[TRY IT] The records below are to be written out again, exactly as they appear.

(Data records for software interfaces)

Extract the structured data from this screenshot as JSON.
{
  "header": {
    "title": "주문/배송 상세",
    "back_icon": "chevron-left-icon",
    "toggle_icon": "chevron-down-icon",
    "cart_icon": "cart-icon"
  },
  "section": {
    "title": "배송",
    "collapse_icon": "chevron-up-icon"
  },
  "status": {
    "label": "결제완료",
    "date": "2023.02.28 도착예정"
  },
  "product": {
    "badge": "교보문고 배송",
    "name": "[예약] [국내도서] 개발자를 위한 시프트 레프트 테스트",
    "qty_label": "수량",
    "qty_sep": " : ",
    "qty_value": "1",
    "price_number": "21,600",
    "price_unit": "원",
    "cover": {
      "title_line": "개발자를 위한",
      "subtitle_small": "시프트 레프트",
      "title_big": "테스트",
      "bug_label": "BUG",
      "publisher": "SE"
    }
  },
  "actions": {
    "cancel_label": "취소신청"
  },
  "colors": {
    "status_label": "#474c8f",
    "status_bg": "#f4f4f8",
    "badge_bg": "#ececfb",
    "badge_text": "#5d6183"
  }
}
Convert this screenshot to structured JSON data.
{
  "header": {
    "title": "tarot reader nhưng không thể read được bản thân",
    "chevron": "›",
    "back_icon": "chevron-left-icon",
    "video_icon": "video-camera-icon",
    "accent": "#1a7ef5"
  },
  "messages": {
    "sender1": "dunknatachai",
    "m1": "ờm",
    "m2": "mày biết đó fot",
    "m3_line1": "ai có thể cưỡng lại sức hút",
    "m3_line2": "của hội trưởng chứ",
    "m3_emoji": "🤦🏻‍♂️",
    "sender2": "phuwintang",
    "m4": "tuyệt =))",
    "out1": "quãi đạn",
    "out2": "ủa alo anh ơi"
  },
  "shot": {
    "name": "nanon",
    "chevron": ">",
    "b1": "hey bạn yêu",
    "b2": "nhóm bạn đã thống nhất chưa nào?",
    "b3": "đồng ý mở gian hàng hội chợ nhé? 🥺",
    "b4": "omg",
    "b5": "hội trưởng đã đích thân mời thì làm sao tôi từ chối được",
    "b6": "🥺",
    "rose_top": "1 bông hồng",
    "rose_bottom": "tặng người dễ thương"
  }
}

[ANSWER FOR THE TASK]
Extract the structured data from this screenshot as JSON.
{
  "header": {
    "title": "주문/배송 상세",
    "back_icon": "chevron-left-icon",
    "toggle_icon": "chevron-down-icon",
    "cart_icon": "cart-icon"
  },
  "section": {
    "title": "배송",
    "collapse_icon": "chevron-up-icon"
  },
  "status": {
    "label": "결제완료",
    "date": "2023.02.28 도착예정"
  },
  "product": {
    "badge": "교보문고 배송",
    "name": "[예약] [국내도서] 개발자를 위한 시프트 레프트 테스트",
    "qty_label": "수량",
    "qty_sep": " : ",
    "qty_value": "1",
    "price_number": "21,600",
    "price_unit": "원",
    "cover": {
      "title_line": "개발자를 위한",
      "subtitle_small": "시프트 레프트",
      "title_big": "테스트",
      "bug_label": "BUG",
      "publisher": "SE"
    }
  },
  "actions": {
    "cancel_label": "취소신청"
  },
  "colors": {
    "status_label": "#474c8f",
    "status_bg": "#f4f4f8",
    "badge_bg": "#ececfb",
    "badge_text": "#5d6183"
  }
}
Convert this screenshot to structured JSON data.
{
  "header": {
    "title": "tarot reader nhưng không thể read được bản thân",
    "chevron": "›",
    "back_icon": "chevron-left-icon",
    "video_icon": "video-camera-icon",
    "accent": "#1a7ef5"
  },
  "messages": {
    "sender1": "dunknatachai",
    "m1": "ờm",
    "m2": "mày biết đó fot",
    "m3_line1": "ai có thể cưỡng lại sức hút",
    "m3_line2": "của hội trưởng chứ",
    "m3_emoji": "🤦🏻‍♂️",
    "sender2": "phuwintang",
    "m4": "tuyệt =))",
    "out1": "quãi đạn",
    "out2": "ủa alo anh ơi"
  },
  "shot": {
    "name": "nanon",
    "chevron": ">",
    "b1": "hey bạn yêu",
    "b2": "nhóm bạn đã thống nhất chưa nào?",
    "b3": "đồng ý mở gian hàng hội chợ nhé? 🥺",
    "b4": "omg",
    "b5": "hội trưởng đã đích thân mời thì làm sao tôi từ chối được",
    "b6": "🥺",
    "rose_top": "1 bông hồng",
    "rose_bottom": "tặng người dễ thương"
  }
}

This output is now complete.